Films are planned based on other Lloyd Webber hits such as Phantom of the Opera and Aspects of Love. The company may develop films from material not presently owned by Really Useful, whose shows have been seen by 100 million worldwide, and have generated $4bn.
Sir Andrew also announced yesterday he would not accept the resignation of Edgar Dobie, his US executive, who had misrepresented box office receipts from the musical Sunset Boulevard, starring Glenn Close, to the trade magazine, Variety. He said in a letter to the show's cast and crew that the tickets had been given to charities at a nominal cost, to allow them to see performances starring Ms Close's understudy.

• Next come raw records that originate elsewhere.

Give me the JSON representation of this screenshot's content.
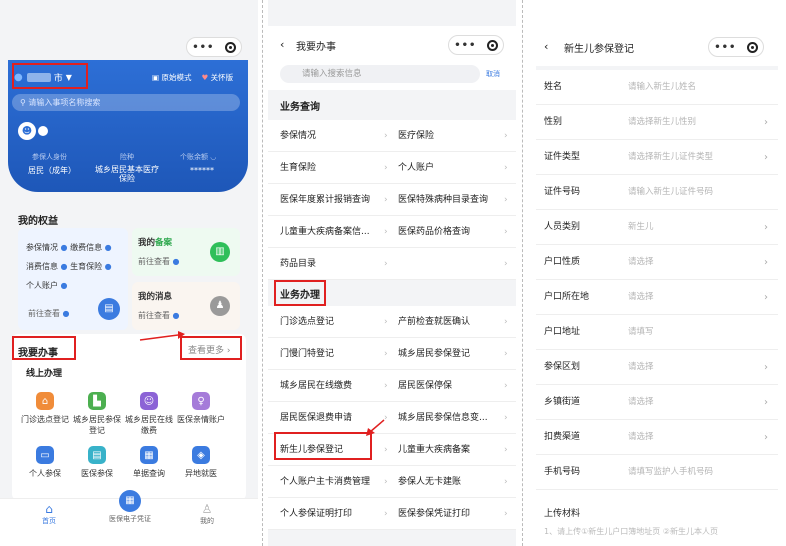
{
  "panel1": {
    "city": "市",
    "mode_label": "原始模式",
    "care_label": "关怀版",
    "search_placeholder": "请输入事项名称搜索",
    "insured_identity_label": "参保人身份",
    "insurance_type_label": "险种",
    "account_balance_label": "个账余额",
    "identity_value": "居民（成年）",
    "insurance_value": "城乡居民基本医疗保险",
    "balance_value": "******",
    "my_rights": "我的权益",
    "rights_links": [
      "参保情况",
      "缴费信息",
      "消费信息",
      "生育保险",
      "个人账户"
    ],
    "go_view": "前往查看",
    "my_record_prefix": "我的",
    "my_record_highlight": "备案",
    "my_messages": "我的消息",
    "go_view2": "前往查看",
    "go_view3": "前往查看",
    "todo_title": "我要办事",
    "view_more": "查看更多",
    "online_title": "线上办理",
    "grid": [
      {
        "label": "门诊选点登记",
        "icon": "home-icon",
        "color": "#f08c3a"
      },
      {
        "label": "城乡居民参保登记",
        "icon": "building-icon",
        "color": "#4caf50"
      },
      {
        "label": "城乡居民在线缴费",
        "icon": "person-icon",
        "color": "#8c63d6"
      },
      {
        "label": "医保亲情账户",
        "icon": "family-icon",
        "color": "#a57bd9"
      },
      {
        "label": "个人参保",
        "icon": "printer-icon",
        "color": "#3b7be0"
      },
      {
        "label": "医保参保",
        "icon": "document-icon",
        "color": "#38b2c9"
      },
      {
        "label": "单据查询",
        "icon": "receipt-icon",
        "color": "#3b7be0"
      },
      {
        "label": "异地就医",
        "icon": "shield-icon",
        "color": "#3b7be0"
      }
    ],
    "tabs": {
      "home": "首页",
      "card": "医保电子凭证",
      "mine": "我的"
    }
  },
  "panel2": {
    "title": "我要办事",
    "search_placeholder": "请输入搜索信息",
    "cancel": "取消",
    "section_query": "业务查询",
    "query_rows": [
      [
        "参保情况",
        "医疗保险"
      ],
      [
        "生育保险",
        "个人账户"
      ],
      [
        "医保年度累计报销查询",
        "医保特殊病种目录查询"
      ],
      [
        "儿童重大疾病备案信...",
        "医保药品价格查询"
      ],
      [
        "药品目录",
        ""
      ]
    ],
    "section_handle": "业务办理",
    "handle_rows": [
      [
        "门诊选点登记",
        "产前检查就医确认"
      ],
      [
        "门慢门特登记",
        "城乡居民参保登记"
      ],
      [
        "城乡居民在线缴费",
        "居民医保停保"
      ],
      [
        "居民医保退费申请",
        "城乡居民参保信息变..."
      ],
      [
        "新生儿参保登记",
        "儿童重大疾病备案"
      ],
      [
        "个人账户主卡消费管理",
        "参保人无卡建账"
      ],
      [
        "个人参保证明打印",
        "医保参保凭证打印"
      ]
    ]
  },
  "panel3": {
    "title": "新生儿参保登记",
    "fields": [
      {
        "label": "姓名",
        "value": "请输入新生儿姓名",
        "arrow": false
      },
      {
        "label": "性别",
        "value": "请选择新生儿性别",
        "arrow": true
      },
      {
        "label": "证件类型",
        "value": "请选择新生儿证件类型",
        "arrow": true
      },
      {
        "label": "证件号码",
        "value": "请输入新生儿证件号码",
        "arrow": false
      },
      {
        "label": "人员类别",
        "value": "新生儿",
        "arrow": true
      },
      {
        "label": "户口性质",
        "value": "请选择",
        "arrow": true
      },
      {
        "label": "户口所在地",
        "value": "请选择",
        "arrow": true
      },
      {
        "label": "户口地址",
        "value": "请填写",
        "arrow": false
      },
      {
        "label": "参保区划",
        "value": "请选择",
        "arrow": true
      },
      {
        "label": "乡镇街道",
        "value": "请选择",
        "arrow": true
      },
      {
        "label": "扣费渠道",
        "value": "请选择",
        "arrow": true
      },
      {
        "label": "手机号码",
        "value": "请填写监护人手机号码",
        "arrow": false
      }
    ],
    "materials_label": "上传材料",
    "materials_note": "1、请上传①新生儿户口簿地址页 ②新生儿本人页"
  },
  "colors": {
    "primary": "#2d6fd6",
    "red_box": "#e02020"
  }
}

These tickets were reported as sold at face value. "This was an idiotic decision," Sir Andrew wrote.
In addition to its productions, Really Useful owns theatres, promotes concerts and has begun to invest in television and film production. Fully 83 per cent of company revenues are generated outside Britain.
Really Useful earned pre-tax profits of £42m last year, on revenues of £110m, after paying £66m in royalties to co-producers and collaborators.
Mr McKenna wants to channel some of that money into other live entertainment ventures, as well as into the possible bid for Channel Five.
Really Useful declined to specify which of the consortia bidding for Channel Five had been approached. The leading contenders for the new channel are: media and information company Pearson, with partners MAI and European broadcaster CLT; a second consortium led by BSkyB with Granada and US cable company TCI; and Mirror Group, with NBC Superchannel and SelecTV.
PolyGram's controlling shareholder, Philips, confirmed yesterday it was considering a Channel Five bid with Richard Branson's Virgin Group and Associated Newspapers.
PolyGram had no comment on whether it was involved directly in discussions about a Channel Five bid.
PolyGram paid £100m for its 30 per cent stake in Really Useful in 1991. PolyGram's own titles include Four Weddings and a Funeral, Hand that Rocks the Cradle and Priscilla, Queen of the Desert.Reuse content